What the exercise asks:
Scan the listing for "name" and copy out each line that has it.

Data supplied: Begin

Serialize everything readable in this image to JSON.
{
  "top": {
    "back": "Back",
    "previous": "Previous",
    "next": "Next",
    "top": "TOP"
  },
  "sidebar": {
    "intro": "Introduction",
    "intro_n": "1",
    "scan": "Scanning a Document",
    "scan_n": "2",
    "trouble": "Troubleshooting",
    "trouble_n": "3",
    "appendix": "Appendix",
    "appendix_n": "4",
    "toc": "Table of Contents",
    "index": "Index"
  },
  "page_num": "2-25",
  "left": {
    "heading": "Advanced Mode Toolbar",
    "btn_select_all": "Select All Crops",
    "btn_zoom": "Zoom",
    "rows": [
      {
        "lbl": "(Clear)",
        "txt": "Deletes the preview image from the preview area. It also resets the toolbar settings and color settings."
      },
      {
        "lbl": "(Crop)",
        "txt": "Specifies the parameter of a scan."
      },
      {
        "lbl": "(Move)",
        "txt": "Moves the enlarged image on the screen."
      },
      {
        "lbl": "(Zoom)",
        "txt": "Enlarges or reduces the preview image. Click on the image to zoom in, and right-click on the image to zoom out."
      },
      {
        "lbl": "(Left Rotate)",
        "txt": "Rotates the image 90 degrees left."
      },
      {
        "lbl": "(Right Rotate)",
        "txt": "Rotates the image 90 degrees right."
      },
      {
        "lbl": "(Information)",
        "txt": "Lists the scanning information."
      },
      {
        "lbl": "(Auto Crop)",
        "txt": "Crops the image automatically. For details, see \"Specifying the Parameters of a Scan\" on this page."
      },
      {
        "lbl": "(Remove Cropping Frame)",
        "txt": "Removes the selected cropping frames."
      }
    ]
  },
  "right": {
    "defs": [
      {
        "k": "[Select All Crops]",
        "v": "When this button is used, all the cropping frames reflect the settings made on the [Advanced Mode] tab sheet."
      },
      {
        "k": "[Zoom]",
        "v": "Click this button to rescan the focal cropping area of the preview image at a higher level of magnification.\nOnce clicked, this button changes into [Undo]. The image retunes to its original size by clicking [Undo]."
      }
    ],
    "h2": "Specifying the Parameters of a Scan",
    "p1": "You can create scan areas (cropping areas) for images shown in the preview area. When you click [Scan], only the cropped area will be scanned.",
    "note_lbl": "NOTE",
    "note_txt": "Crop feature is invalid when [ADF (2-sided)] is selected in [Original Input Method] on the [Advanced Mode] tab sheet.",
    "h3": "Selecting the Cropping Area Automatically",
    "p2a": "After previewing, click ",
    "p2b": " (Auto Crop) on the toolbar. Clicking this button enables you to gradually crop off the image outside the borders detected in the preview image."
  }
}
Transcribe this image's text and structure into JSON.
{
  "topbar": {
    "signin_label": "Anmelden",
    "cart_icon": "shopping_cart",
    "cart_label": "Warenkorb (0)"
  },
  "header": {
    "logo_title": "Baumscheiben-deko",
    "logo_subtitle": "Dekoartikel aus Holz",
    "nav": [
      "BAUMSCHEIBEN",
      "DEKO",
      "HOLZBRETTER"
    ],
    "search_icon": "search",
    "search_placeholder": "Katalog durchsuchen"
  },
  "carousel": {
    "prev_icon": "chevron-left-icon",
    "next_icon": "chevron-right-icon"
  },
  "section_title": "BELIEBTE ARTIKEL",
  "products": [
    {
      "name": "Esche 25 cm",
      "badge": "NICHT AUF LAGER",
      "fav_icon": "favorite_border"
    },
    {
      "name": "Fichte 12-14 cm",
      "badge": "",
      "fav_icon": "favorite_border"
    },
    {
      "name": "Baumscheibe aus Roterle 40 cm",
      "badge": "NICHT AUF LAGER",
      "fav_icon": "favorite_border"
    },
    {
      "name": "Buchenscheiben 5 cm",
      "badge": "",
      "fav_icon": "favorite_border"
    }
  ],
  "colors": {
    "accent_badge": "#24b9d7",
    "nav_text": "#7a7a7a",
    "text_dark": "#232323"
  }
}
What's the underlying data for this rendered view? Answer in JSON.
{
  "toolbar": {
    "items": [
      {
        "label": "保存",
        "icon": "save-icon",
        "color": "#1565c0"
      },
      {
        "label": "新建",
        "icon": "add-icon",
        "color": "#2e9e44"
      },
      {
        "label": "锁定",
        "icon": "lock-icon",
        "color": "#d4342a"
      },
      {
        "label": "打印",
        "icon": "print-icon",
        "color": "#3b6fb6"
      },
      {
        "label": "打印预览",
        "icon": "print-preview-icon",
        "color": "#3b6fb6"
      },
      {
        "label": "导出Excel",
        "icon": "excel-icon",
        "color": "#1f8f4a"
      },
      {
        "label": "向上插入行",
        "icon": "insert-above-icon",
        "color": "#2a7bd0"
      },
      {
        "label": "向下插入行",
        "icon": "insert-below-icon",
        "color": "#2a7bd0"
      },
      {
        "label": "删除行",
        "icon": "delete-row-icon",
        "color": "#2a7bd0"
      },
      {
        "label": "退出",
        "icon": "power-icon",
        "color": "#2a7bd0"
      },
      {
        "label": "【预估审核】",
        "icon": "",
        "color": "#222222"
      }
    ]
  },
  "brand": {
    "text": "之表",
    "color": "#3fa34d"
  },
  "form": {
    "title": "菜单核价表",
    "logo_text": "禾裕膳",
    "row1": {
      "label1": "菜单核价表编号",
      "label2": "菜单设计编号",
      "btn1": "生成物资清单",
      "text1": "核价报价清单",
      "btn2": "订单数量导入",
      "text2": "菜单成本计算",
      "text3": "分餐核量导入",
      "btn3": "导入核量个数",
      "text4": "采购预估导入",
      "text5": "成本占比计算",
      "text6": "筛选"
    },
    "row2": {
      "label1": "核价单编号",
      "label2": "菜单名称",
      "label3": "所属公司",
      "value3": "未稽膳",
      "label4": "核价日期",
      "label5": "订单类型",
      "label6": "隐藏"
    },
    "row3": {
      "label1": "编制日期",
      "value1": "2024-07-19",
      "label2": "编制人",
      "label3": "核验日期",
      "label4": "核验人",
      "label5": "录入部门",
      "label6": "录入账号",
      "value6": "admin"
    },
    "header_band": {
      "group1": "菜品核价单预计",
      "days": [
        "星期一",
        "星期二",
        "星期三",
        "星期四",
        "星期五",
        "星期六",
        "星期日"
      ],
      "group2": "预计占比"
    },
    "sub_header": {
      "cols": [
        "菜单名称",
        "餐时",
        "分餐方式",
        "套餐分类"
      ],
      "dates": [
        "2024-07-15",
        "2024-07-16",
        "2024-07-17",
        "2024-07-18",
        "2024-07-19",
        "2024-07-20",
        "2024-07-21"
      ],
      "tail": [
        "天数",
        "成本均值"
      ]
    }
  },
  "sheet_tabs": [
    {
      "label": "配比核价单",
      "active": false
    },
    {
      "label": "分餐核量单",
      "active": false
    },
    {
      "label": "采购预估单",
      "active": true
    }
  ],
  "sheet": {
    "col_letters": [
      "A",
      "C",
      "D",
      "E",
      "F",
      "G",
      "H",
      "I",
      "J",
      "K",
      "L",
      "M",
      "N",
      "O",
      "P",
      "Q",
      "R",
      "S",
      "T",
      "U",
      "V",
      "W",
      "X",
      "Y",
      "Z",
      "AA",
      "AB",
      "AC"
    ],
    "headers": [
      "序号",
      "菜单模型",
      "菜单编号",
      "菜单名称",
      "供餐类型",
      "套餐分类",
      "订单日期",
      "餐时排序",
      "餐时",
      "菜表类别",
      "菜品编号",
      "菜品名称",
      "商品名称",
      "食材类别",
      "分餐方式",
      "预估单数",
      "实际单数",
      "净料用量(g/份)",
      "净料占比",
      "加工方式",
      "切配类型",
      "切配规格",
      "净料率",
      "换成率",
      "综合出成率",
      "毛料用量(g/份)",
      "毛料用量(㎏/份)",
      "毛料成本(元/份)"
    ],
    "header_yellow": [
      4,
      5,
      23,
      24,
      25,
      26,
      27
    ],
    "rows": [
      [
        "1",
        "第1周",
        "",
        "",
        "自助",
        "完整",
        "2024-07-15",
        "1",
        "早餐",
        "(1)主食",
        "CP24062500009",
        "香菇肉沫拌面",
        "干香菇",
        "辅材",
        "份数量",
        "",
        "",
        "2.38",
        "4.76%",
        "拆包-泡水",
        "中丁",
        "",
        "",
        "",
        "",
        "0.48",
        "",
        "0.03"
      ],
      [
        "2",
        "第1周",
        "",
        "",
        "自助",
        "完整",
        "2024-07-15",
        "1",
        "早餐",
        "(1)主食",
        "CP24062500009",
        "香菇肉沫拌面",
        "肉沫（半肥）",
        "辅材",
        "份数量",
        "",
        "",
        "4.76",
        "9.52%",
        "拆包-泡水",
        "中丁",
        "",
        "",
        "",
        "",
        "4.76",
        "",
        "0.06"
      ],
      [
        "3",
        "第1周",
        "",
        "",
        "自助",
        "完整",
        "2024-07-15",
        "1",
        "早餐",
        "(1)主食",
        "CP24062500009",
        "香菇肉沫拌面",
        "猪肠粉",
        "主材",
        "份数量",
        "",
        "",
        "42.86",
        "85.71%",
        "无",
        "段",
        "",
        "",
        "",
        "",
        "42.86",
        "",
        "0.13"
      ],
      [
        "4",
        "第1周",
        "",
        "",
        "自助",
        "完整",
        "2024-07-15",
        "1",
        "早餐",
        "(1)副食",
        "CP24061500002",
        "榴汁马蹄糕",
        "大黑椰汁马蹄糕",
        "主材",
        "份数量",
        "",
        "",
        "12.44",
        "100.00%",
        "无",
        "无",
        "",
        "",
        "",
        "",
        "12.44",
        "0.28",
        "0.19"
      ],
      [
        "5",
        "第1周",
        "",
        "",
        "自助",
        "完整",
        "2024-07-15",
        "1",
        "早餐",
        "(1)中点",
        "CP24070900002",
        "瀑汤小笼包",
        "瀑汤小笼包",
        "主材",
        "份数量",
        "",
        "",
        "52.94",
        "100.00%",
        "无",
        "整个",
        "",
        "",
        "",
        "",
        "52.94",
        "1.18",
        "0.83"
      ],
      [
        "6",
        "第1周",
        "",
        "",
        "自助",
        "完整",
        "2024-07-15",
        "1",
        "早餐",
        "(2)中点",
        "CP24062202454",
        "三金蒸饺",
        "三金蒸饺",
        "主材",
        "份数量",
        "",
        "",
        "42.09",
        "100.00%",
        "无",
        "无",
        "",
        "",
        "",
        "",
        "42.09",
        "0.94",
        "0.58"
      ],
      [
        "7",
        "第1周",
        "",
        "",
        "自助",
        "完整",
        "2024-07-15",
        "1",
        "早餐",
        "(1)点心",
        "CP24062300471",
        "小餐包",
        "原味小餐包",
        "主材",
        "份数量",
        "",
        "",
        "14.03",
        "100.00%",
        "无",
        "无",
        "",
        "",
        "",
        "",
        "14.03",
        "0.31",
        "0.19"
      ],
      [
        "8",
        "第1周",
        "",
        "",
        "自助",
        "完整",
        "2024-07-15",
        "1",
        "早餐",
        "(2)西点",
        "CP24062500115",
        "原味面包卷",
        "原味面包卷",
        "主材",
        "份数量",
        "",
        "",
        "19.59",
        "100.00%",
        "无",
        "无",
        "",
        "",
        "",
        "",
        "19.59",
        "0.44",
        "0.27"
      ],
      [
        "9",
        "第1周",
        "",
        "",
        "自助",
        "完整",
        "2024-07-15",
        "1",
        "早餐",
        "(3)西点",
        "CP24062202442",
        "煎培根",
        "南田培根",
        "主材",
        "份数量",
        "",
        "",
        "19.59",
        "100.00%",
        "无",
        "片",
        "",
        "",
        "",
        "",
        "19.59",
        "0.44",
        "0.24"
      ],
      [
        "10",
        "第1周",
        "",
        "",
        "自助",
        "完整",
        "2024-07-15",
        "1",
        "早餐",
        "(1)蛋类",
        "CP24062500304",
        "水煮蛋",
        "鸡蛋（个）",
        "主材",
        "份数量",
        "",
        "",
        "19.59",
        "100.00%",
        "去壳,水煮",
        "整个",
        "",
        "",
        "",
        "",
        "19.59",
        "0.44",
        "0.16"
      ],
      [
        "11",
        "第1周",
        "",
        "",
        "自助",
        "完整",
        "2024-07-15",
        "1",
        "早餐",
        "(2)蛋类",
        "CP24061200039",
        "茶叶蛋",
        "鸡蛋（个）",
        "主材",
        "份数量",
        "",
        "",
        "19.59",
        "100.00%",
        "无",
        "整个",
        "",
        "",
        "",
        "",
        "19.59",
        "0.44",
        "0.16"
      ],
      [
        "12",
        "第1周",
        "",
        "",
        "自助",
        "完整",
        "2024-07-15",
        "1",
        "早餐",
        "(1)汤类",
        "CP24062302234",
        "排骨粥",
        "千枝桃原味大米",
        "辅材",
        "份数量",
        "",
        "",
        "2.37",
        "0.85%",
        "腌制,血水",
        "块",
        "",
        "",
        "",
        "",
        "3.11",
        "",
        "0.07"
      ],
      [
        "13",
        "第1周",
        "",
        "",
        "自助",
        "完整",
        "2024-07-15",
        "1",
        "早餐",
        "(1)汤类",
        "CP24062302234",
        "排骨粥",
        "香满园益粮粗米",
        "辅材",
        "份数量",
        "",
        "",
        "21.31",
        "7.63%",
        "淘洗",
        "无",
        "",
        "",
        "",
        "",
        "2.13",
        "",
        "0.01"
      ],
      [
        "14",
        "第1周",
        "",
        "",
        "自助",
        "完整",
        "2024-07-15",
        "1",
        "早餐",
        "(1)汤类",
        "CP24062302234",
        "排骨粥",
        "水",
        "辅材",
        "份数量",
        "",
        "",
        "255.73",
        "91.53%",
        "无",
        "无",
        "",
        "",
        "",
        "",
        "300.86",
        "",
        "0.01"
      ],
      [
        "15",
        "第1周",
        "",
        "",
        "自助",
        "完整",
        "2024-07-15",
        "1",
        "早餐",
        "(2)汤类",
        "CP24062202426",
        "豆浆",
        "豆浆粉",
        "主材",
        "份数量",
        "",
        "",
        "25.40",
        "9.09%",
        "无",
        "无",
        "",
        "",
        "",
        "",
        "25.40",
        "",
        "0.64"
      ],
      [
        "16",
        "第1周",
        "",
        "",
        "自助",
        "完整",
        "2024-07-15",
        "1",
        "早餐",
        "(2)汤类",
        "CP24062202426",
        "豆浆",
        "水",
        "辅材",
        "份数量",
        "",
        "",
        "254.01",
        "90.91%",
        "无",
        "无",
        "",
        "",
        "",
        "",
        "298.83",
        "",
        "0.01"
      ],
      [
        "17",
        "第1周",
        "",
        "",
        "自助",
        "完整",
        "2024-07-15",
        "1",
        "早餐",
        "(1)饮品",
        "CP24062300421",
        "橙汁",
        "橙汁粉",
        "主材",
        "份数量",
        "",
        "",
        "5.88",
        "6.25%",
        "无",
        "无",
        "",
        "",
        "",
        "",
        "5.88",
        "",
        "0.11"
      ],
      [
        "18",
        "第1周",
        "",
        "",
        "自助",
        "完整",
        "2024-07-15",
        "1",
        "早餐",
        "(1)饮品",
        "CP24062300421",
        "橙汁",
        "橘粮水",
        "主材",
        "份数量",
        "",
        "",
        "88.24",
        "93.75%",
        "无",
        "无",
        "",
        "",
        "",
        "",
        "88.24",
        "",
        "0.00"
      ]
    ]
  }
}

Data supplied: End

Exercise solution:
      "name": "Esche 25 cm",
      "name": "Fichte 12-14 cm",
      "name": "Baumscheibe aus Roterle 40 cm",
      "name": "Buchenscheiben 5 cm",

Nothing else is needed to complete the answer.